Task: The answer should consist of each line from the data below that includes "TITULADOR".

Segment Start: Given data

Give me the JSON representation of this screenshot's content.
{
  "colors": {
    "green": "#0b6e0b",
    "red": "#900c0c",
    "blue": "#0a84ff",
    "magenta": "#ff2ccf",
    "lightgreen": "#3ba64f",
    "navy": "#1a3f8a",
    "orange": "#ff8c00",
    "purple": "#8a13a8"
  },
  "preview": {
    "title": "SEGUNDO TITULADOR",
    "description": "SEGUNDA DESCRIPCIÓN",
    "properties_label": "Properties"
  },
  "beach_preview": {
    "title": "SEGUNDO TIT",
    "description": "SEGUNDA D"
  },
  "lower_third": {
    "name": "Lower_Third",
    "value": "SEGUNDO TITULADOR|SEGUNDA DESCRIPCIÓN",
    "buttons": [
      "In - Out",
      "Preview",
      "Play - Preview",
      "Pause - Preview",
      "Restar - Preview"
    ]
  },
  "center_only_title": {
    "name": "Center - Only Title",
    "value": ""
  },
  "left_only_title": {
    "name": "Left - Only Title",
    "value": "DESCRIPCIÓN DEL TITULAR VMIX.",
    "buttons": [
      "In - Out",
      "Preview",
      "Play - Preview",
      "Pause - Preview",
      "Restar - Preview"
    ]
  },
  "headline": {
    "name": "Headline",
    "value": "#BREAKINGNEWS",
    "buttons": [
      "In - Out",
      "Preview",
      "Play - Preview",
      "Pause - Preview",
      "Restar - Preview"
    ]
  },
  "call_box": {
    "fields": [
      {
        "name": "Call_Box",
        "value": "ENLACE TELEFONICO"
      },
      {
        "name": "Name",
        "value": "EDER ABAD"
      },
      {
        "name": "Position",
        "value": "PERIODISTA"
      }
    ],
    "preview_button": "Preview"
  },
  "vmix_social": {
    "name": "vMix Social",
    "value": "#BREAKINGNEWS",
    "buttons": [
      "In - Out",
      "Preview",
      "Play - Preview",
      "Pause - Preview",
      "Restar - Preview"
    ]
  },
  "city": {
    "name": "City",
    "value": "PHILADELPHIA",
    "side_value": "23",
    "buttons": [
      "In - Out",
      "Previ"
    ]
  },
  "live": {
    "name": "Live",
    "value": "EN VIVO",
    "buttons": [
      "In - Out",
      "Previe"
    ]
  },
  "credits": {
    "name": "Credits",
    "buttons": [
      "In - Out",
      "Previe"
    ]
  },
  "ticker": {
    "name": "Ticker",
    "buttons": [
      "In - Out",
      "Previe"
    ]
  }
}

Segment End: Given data

Task solution:
    "title": "SEGUNDO TITULADOR",
    "value": "SEGUNDO TITULADOR|SEGUNDA DESCRIPCIÓN",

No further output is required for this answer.